A simple yet powerful concept to understand in writing is, what I call, Dramatic Narrative Emphasis.
It’s most obvious to recognize when it comes to Master Theme, but really applies to ANY narrative element. Here’s how it works:
Any time you write, you’re conveying meaning to the reader. The more things being conveyed at one time, the less impact they have and conversely, the fewer things being conveyed at one time, the more impact they have.
Think of it this way.
What’s easier to comprehend, talking one on one with an individual in a quiet restaurant. Or, thirty people, all talking over each other in British Parliament.
In practical fiction writing terms, the things you convey are not always spoken elements. In fact, a lot of times they won’t be.
For example, let’s take a war scene.

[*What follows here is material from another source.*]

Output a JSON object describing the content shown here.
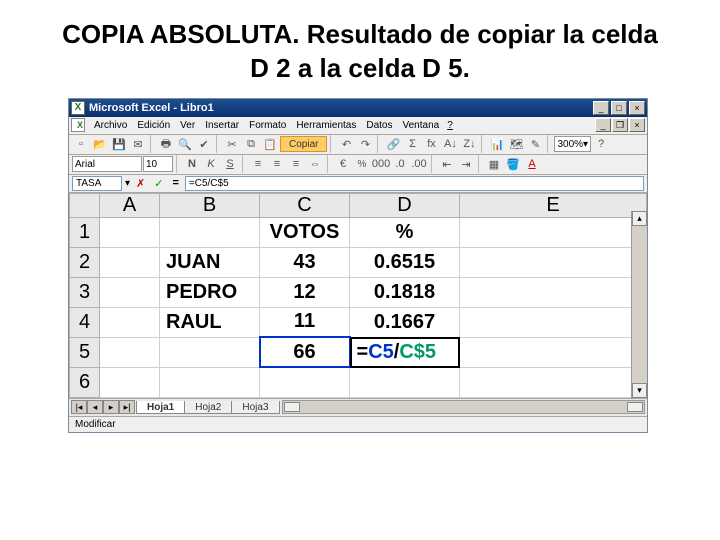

Your hero and his sidekick are storming the beach at Normandy, circa WW2… You’ve got bombs exploding everywhere, soldiers shell-shocked running the wrong way on the beach, bodies being shot apart, people helping each other to cover… Each of these elements is conveying something to the reader: the chaotic, frantic nature of war, the horrific deadly stakes of the battle, humanity even during the absolute worst scenario imaginable–if you’re worth your salt as a writer, you can express a ton of intent in every scene–now amid all this, your hero takes a knee, takes aim and says “I’m the best shot in the state back home. Time to show these Nazis what a small farm boy from Kansas can do.” In this example, the hero’s line will have weight and impact, BUT it will be measured in the context of everything else hitting the reader at the same time.
Now take this same set up, but when your hero takes a knee, you slow things down, distancing the moment from everything else you’re conveying (eliminating the competing voices in the room). Your hero breathes deep, he locks the magazine in his weapon, his eye squints through the rifle sight. “I’m the best shot in the state back home. Time to show these Nazis what a small farm boy from Kansas can do.” In this example, you’re not just giving the hero’s line weight and impact, you’re showcasing it with a dramatic punch. This isn’t something the reader is simply going to assimilate, it’s something they’re going to take note of.
Of course, dramatic emphasis doesn’t always hinge on decompression, like the example above.
The key point is that you’re quieting or distancing the actual number of elements conveyed to the reader. By focusing down to one core element, the reader is literally, forced to take notice.
Dramatic Narrative Emphasis can be an incredibly potent tool. Knowing when and how to use it, like much of writing, is part of the art. And like any tool it can be misused, leading to unintended and negative consequences.
This is especially apparent when it comes to themes in fiction. Inexperienced writers have a tendency to throw dramatic narrative emphasis (sometimes unintentionally) on a character to convey their Master Theme in dialogue. This often leads to a heavy handed, preachy tone.
Avoid this by making spoken connections to your Master Theme have less Dramatic Narrative Emphasis. That’s right, though it may sound counterintuitive when it comes to something as important as Master Theme, but go ahead and deliver it in the context of a bunch of other things.
If you do hit the reader with some DNE with Master Theme dialogue, fall back on your subtext. Let the DNE draw attention to the words, but leave it up to the reader to chew on the words a while and figure out exactly what they mean.
And lastly, to avoid the heavy handed, preachy vibe, focus your DNE on character actions that reflect the theme. Ironically, while actions speak louder than words, they are usually less jarring and more readily accepted by the reader.
Of course, like I said at the beginning, Dramatic Narrative Emphasis isn’t just about Master Theme. It can used to support any element worth supporting. Be aware of the simple technique and you’ll be churning out a more potent narrative in no time.▪
About the Author —
Nick Macari is a full-time freelance story consultant, developmental editor and writer, working primarily in the independent gaming and comic markets. His first published comic appeared on shelves via Diamond in the late 90’s. Today you can find his comic work on comixology, amazon and in select stores around the U.S. Visit NickMacari.com for social media contacts and news on his latest releases.